# EXERCISE DESCRIPTION
A precise reproduction of every record below is needed, minus the pictures.

───── MATERIAL TO PROCESS

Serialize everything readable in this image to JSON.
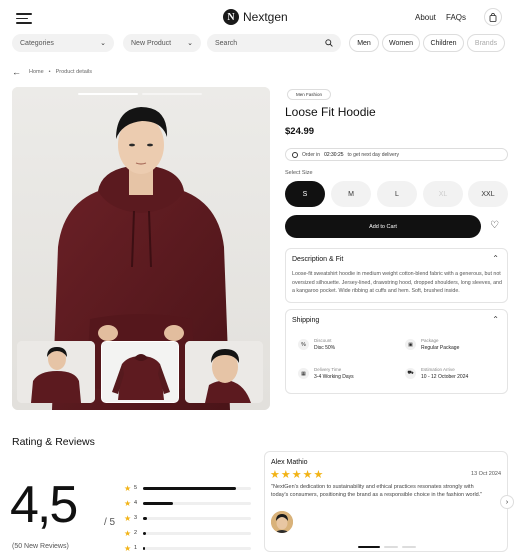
{
  "header": {
    "brand": "Nextgen",
    "brand_initial": "N",
    "nav": {
      "about": "About",
      "faqs": "FAQs"
    },
    "icons": {
      "menu": "menu-icon",
      "bag": "bag-icon"
    }
  },
  "filters": {
    "categories": "Categories",
    "new_product": "New Product",
    "search_placeholder": "Search",
    "chips": [
      "Men",
      "Women",
      "Children",
      "Brands"
    ]
  },
  "breadcrumb": {
    "home": "Home",
    "separator": "•",
    "current": "Product details"
  },
  "product": {
    "badge": "Men Fashion",
    "title": "Loose Fit Hoodie",
    "price": "$24.99",
    "delivery": {
      "prefix": "Order in",
      "countdown": "02:30:25",
      "suffix": "to get next day delivery"
    },
    "size_label": "Select Size",
    "sizes": [
      {
        "label": "S",
        "state": "selected"
      },
      {
        "label": "M",
        "state": "available"
      },
      {
        "label": "L",
        "state": "available"
      },
      {
        "label": "XL",
        "state": "disabled"
      },
      {
        "label": "XXL",
        "state": "available"
      }
    ],
    "add_to_cart": "Add to Cart",
    "description": {
      "heading": "Description & Fit",
      "text": "Loose-fit sweatshirt hoodie in medium weight cotton-blend fabric with a generous, but not oversized silhouette. Jersey-lined, drawstring hood, dropped shoulders, long sleeves, and a kangaroo pocket. Wide ribbing at cuffs and hem. Soft, brushed inside."
    },
    "shipping": {
      "heading": "Shipping",
      "items": [
        {
          "label": "Discount",
          "value": "Disc 50%",
          "icon": "discount-icon"
        },
        {
          "label": "Package",
          "value": "Regular Package",
          "icon": "package-icon"
        },
        {
          "label": "Delivery Time",
          "value": "3-4 Working Days",
          "icon": "calendar-icon"
        },
        {
          "label": "Estimation Arrive",
          "value": "10 - 12 October 2024",
          "icon": "truck-icon"
        }
      ]
    }
  },
  "reviews": {
    "heading": "Rating & Reviews",
    "score": "4,5",
    "out_of": "/ 5",
    "count": "(50 New Reviews)",
    "distribution": [
      {
        "stars": "5",
        "fraction": 0.86
      },
      {
        "stars": "4",
        "fraction": 0.28
      },
      {
        "stars": "3",
        "fraction": 0.04
      },
      {
        "stars": "2",
        "fraction": 0.03
      },
      {
        "stars": "1",
        "fraction": 0.02
      }
    ],
    "card": {
      "name": "Alex Mathio",
      "rating": 5,
      "stars": "★★★★★",
      "date": "13 Oct 2024",
      "text": "\"NextGen's dedication to sustainability and ethical practices resonates strongly with today's consumers, positioning the brand as a responsible choice in the fashion world.\""
    }
  },
  "colors": {
    "accent": "#111111",
    "star": "#f2b316",
    "hoodie": "#5a1a1f",
    "background": "#ffffff"
  }
}
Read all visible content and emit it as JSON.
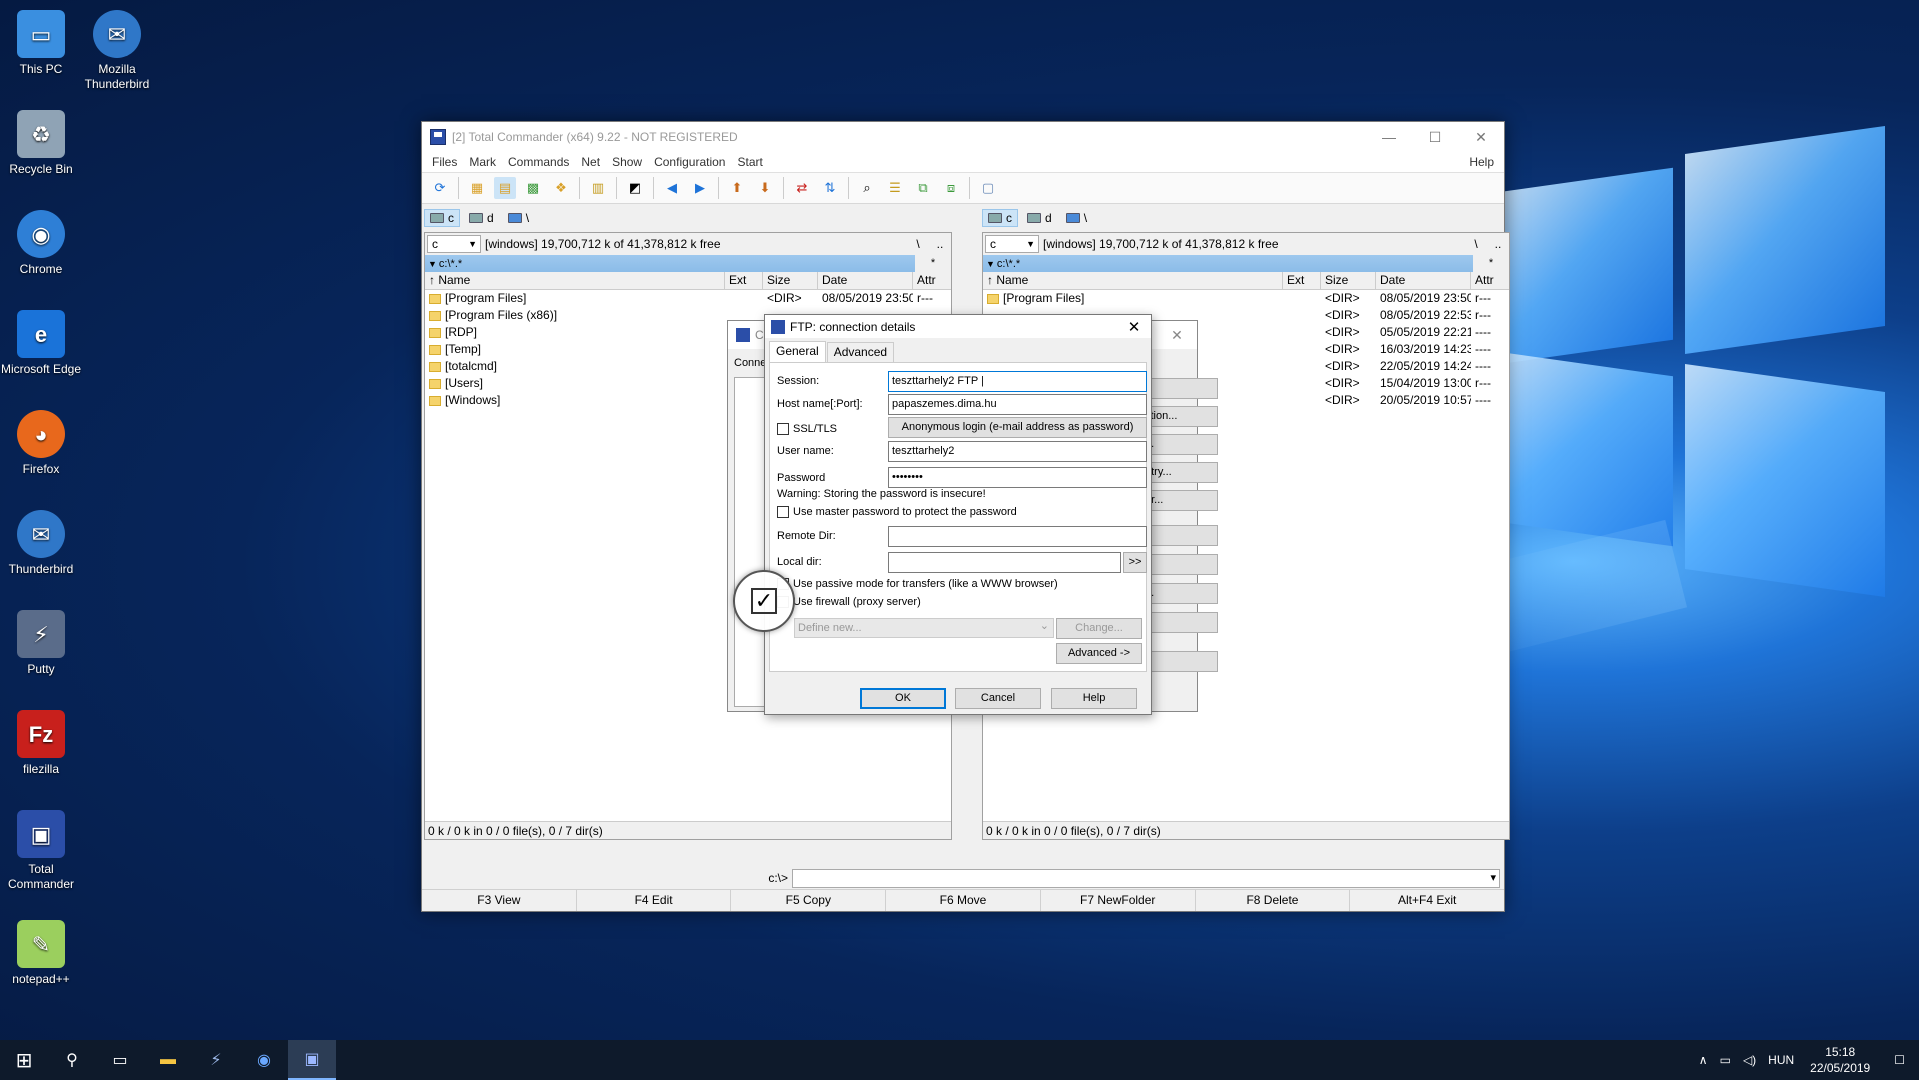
{
  "desktop": {
    "icons": [
      {
        "label": "This PC"
      },
      {
        "label": "Mozilla Thunderbird"
      },
      {
        "label": "Recycle Bin"
      },
      {
        "label": "Chrome"
      },
      {
        "label": "Microsoft Edge"
      },
      {
        "label": "Firefox"
      },
      {
        "label": "Thunderbird"
      },
      {
        "label": "Putty"
      },
      {
        "label": "filezilla"
      },
      {
        "label": "Total Commander"
      },
      {
        "label": "notepad++"
      }
    ]
  },
  "window": {
    "title": "[2] Total Commander (x64) 9.22 - NOT REGISTERED",
    "min": "—",
    "max": "☐",
    "close": "✕",
    "menu": [
      "Files",
      "Mark",
      "Commands",
      "Net",
      "Show",
      "Configuration",
      "Start"
    ],
    "help": "Help"
  },
  "left_panel": {
    "drives": [
      "c",
      "d",
      "\\"
    ],
    "drive_combo": "c",
    "free": "[windows]  19,700,712 k of 41,378,812 k free",
    "root_btn": "\\",
    "up_btn": "..",
    "path": "c:\\*.*",
    "path_star": "*",
    "columns": [
      "Name",
      "Ext",
      "Size",
      "Date",
      "Attr"
    ],
    "rows": [
      {
        "name": "[Program Files]",
        "size": "<DIR>",
        "date": "08/05/2019 23:50",
        "attr": "r---"
      },
      {
        "name": "[Program Files (x86)]",
        "size": "",
        "date": "",
        "attr": ""
      },
      {
        "name": "[RDP]",
        "size": "",
        "date": "",
        "attr": ""
      },
      {
        "name": "[Temp]",
        "size": "",
        "date": "",
        "attr": ""
      },
      {
        "name": "[totalcmd]",
        "size": "",
        "date": "",
        "attr": ""
      },
      {
        "name": "[Users]",
        "size": "",
        "date": "",
        "attr": ""
      },
      {
        "name": "[Windows]",
        "size": "",
        "date": "",
        "attr": ""
      }
    ],
    "status": "0 k / 0 k in 0 / 0 file(s), 0 / 7 dir(s)"
  },
  "right_panel": {
    "drives": [
      "c",
      "d",
      "\\"
    ],
    "drive_combo": "c",
    "free": "[windows]  19,700,712 k of 41,378,812 k free",
    "root_btn": "\\",
    "up_btn": "..",
    "path": "c:\\*.*",
    "path_star": "*",
    "columns": [
      "Name",
      "Ext",
      "Size",
      "Date",
      "Attr"
    ],
    "rows": [
      {
        "name": "[Program Files]",
        "size": "<DIR>",
        "date": "08/05/2019 23:50",
        "attr": "r---"
      },
      {
        "name": "",
        "size": "<DIR>",
        "date": "08/05/2019 22:53",
        "attr": "r---"
      },
      {
        "name": "",
        "size": "<DIR>",
        "date": "05/05/2019 22:21",
        "attr": "----"
      },
      {
        "name": "",
        "size": "<DIR>",
        "date": "16/03/2019 14:23",
        "attr": "----"
      },
      {
        "name": "",
        "size": "<DIR>",
        "date": "22/05/2019 14:24",
        "attr": "----"
      },
      {
        "name": "",
        "size": "<DIR>",
        "date": "15/04/2019 13:00",
        "attr": "r---"
      },
      {
        "name": "",
        "size": "<DIR>",
        "date": "20/05/2019 10:57",
        "attr": "----"
      }
    ],
    "status": "0 k / 0 k in 0 / 0 file(s), 0 / 7 dir(s)"
  },
  "cmdline": {
    "prompt": "c:\\>"
  },
  "fkeys": [
    "F3 View",
    "F4 Edit",
    "F5 Copy",
    "F6 Move",
    "F7 NewFolder",
    "F8 Delete",
    "Alt+F4 Exit"
  ],
  "conn_dialog": {
    "caption": "C",
    "label": "Conne",
    "close": "✕",
    "btn_labels": [
      "t",
      "ction...",
      "...",
      "ntry...",
      "er...",
      "",
      "",
      "...",
      "",
      ""
    ]
  },
  "ftp_dialog": {
    "title": "FTP: connection details",
    "close": "✕",
    "tabs": [
      "General",
      "Advanced"
    ],
    "session_label": "Session:",
    "session_value": "teszttarhely2 FTP |",
    "host_label": "Host name[:Port]:",
    "host_value": "papaszemes.dima.hu",
    "ssl_label": "SSL/TLS",
    "anon_btn": "Anonymous login (e-mail address as password)",
    "user_label": "User name:",
    "user_value": "teszttarhely2",
    "pass_label": "Password",
    "pass_value": "••••••••",
    "warning": "Warning: Storing the password is insecure!",
    "master_pw": "Use master password to protect the password",
    "remote_label": "Remote Dir:",
    "local_label": "Local dir:",
    "local_btn": ">>",
    "passive": "Use passive mode for transfers (like a WWW browser)",
    "firewall": "Use firewall (proxy server)",
    "define_new": "Define new...",
    "change_btn": "Change...",
    "advanced_btn": "Advanced ->",
    "ok": "OK",
    "cancel": "Cancel",
    "help": "Help",
    "magnifier_check": "✓"
  },
  "taskbar": {
    "start": "⊞",
    "search": "⚲",
    "lang": "HUN",
    "time": "15:18",
    "date": "22/05/2019",
    "notif": "☐"
  }
}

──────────

# ANSWER TO THE PROBLEM
Serialize everything readable in this image to JSON.
{
  "header": {
    "brand": "Nextgen",
    "brand_initial": "N",
    "nav": {
      "about": "About",
      "faqs": "FAQs"
    },
    "icons": {
      "menu": "menu-icon",
      "bag": "bag-icon"
    }
  },
  "filters": {
    "categories": "Categories",
    "new_product": "New Product",
    "search_placeholder": "Search",
    "chips": [
      "Men",
      "Women",
      "Children",
      "Brands"
    ]
  },
  "breadcrumb": {
    "home": "Home",
    "separator": "•",
    "current": "Product details"
  },
  "product": {
    "badge": "Men Fashion",
    "title": "Loose Fit Hoodie",
    "price": "$24.99",
    "delivery": {
      "prefix": "Order in",
      "countdown": "02:30:25",
      "suffix": "to get next day delivery"
    },
    "size_label": "Select Size",
    "sizes": [
      {
        "label": "S",
        "state": "selected"
      },
      {
        "label": "M",
        "state": "available"
      },
      {
        "label": "L",
        "state": "available"
      },
      {
        "label": "XL",
        "state": "disabled"
      },
      {
        "label": "XXL",
        "state": "available"
      }
    ],
    "add_to_cart": "Add to Cart",
    "description": {
      "heading": "Description & Fit",
      "text": "Loose-fit sweatshirt hoodie in medium weight cotton-blend fabric with a generous, but not oversized silhouette. Jersey-lined, drawstring hood, dropped shoulders, long sleeves, and a kangaroo pocket. Wide ribbing at cuffs and hem. Soft, brushed inside."
    },
    "shipping": {
      "heading": "Shipping",
      "items": [
        {
          "label": "Discount",
          "value": "Disc 50%",
          "icon": "discount-icon"
        },
        {
          "label": "Package",
          "value": "Regular Package",
          "icon": "package-icon"
        },
        {
          "label": "Delivery Time",
          "value": "3-4 Working Days",
          "icon": "calendar-icon"
        },
        {
          "label": "Estimation Arrive",
          "value": "10 - 12 October 2024",
          "icon": "truck-icon"
        }
      ]
    }
  },
  "reviews": {
    "heading": "Rating & Reviews",
    "score": "4,5",
    "out_of": "/ 5",
    "count": "(50 New Reviews)",
    "distribution": [
      {
        "stars": "5",
        "fraction": 0.86
      },
      {
        "stars": "4",
        "fraction": 0.28
      },
      {
        "stars": "3",
        "fraction": 0.04
      },
      {
        "stars": "2",
        "fraction": 0.03
      },
      {
        "stars": "1",
        "fraction": 0.02
      }
    ],
    "card": {
      "name": "Alex Mathio",
      "rating": 5,
      "stars": "★★★★★",
      "date": "13 Oct 2024",
      "text": "\"NextGen's dedication to sustainability and ethical practices resonates strongly with today's consumers, positioning the brand as a responsible choice in the fashion world.\""
    }
  },
  "colors": {
    "accent": "#111111",
    "star": "#f2b316",
    "hoodie": "#5a1a1f",
    "background": "#ffffff"
  }
}
Read all visible content and emit it as JSON.
{
  "desktop": {
    "icons": [
      {
        "label": "This PC"
      },
      {
        "label": "Mozilla Thunderbird"
      },
      {
        "label": "Recycle Bin"
      },
      {
        "label": "Chrome"
      },
      {
        "label": "Microsoft Edge"
      },
      {
        "label": "Firefox"
      },
      {
        "label": "Thunderbird"
      },
      {
        "label": "Putty"
      },
      {
        "label": "filezilla"
      },
      {
        "label": "Total Commander"
      },
      {
        "label": "notepad++"
      }
    ]
  },
  "window": {
    "title": "[2] Total Commander (x64) 9.22 - NOT REGISTERED",
    "min": "—",
    "max": "☐",
    "close": "✕",
    "menu": [
      "Files",
      "Mark",
      "Commands",
      "Net",
      "Show",
      "Configuration",
      "Start"
    ],
    "help": "Help"
  },
  "left_panel": {
    "drives": [
      "c",
      "d",
      "\\"
    ],
    "drive_combo": "c",
    "free": "[windows]  19,700,712 k of 41,378,812 k free",
    "root_btn": "\\",
    "up_btn": "..",
    "path": "c:\\*.*",
    "path_star": "*",
    "columns": [
      "Name",
      "Ext",
      "Size",
      "Date",
      "Attr"
    ],
    "rows": [
      {
        "name": "[Program Files]",
        "size": "<DIR>",
        "date": "08/05/2019 23:50",
        "attr": "r---"
      },
      {
        "name": "[Program Files (x86)]",
        "size": "",
        "date": "",
        "attr": ""
      },
      {
        "name": "[RDP]",
        "size": "",
        "date": "",
        "attr": ""
      },
      {
        "name": "[Temp]",
        "size": "",
        "date": "",
        "attr": ""
      },
      {
        "name": "[totalcmd]",
        "size": "",
        "date": "",
        "attr": ""
      },
      {
        "name": "[Users]",
        "size": "",
        "date": "",
        "attr": ""
      },
      {
        "name": "[Windows]",
        "size": "",
        "date": "",
        "attr": ""
      }
    ],
    "status": "0 k / 0 k in 0 / 0 file(s), 0 / 7 dir(s)"
  },
  "right_panel": {
    "drives": [
      "c",
      "d",
      "\\"
    ],
    "drive_combo": "c",
    "free": "[windows]  19,700,712 k of 41,378,812 k free",
    "root_btn": "\\",
    "up_btn": "..",
    "path": "c:\\*.*",
    "path_star": "*",
    "columns": [
      "Name",
      "Ext",
      "Size",
      "Date",
      "Attr"
    ],
    "rows": [
      {
        "name": "[Program Files]",
        "size": "<DIR>",
        "date": "08/05/2019 23:50",
        "attr": "r---"
      },
      {
        "name": "",
        "size": "<DIR>",
        "date": "08/05/2019 22:53",
        "attr": "r---"
      },
      {
        "name": "",
        "size": "<DIR>",
        "date": "05/05/2019 22:21",
        "attr": "----"
      },
      {
        "name": "",
        "size": "<DIR>",
        "date": "16/03/2019 14:23",
        "attr": "----"
      },
      {
        "name": "",
        "size": "<DIR>",
        "date": "22/05/2019 14:24",
        "attr": "----"
      },
      {
        "name": "",
        "size": "<DIR>",
        "date": "15/04/2019 13:00",
        "attr": "r---"
      },
      {
        "name": "",
        "size": "<DIR>",
        "date": "20/05/2019 10:57",
        "attr": "----"
      }
    ],
    "status": "0 k / 0 k in 0 / 0 file(s), 0 / 7 dir(s)"
  },
  "cmdline": {
    "prompt": "c:\\>"
  },
  "fkeys": [
    "F3 View",
    "F4 Edit",
    "F5 Copy",
    "F6 Move",
    "F7 NewFolder",
    "F8 Delete",
    "Alt+F4 Exit"
  ],
  "conn_dialog": {
    "caption": "C",
    "label": "Conne",
    "close": "✕",
    "btn_labels": [
      "t",
      "ction...",
      "...",
      "ntry...",
      "er...",
      "",
      "",
      "...",
      "",
      ""
    ]
  },
  "ftp_dialog": {
    "title": "FTP: connection details",
    "close": "✕",
    "tabs": [
      "General",
      "Advanced"
    ],
    "session_label": "Session:",
    "session_value": "teszttarhely2 FTP |",
    "host_label": "Host name[:Port]:",
    "host_value": "papaszemes.dima.hu",
    "ssl_label": "SSL/TLS",
    "anon_btn": "Anonymous login (e-mail address as password)",
    "user_label": "User name:",
    "user_value": "teszttarhely2",
    "pass_label": "Password",
    "pass_value": "••••••••",
    "warning": "Warning: Storing the password is insecure!",
    "master_pw": "Use master password to protect the password",
    "remote_label": "Remote Dir:",
    "local_label": "Local dir:",
    "local_btn": ">>",
    "passive": "Use passive mode for transfers (like a WWW browser)",
    "firewall": "Use firewall (proxy server)",
    "define_new": "Define new...",
    "change_btn": "Change...",
    "advanced_btn": "Advanced ->",
    "ok": "OK",
    "cancel": "Cancel",
    "help": "Help",
    "magnifier_check": "✓"
  },
  "taskbar": {
    "start": "⊞",
    "search": "⚲",
    "lang": "HUN",
    "time": "15:18",
    "date": "22/05/2019",
    "notif": "☐"
  }
}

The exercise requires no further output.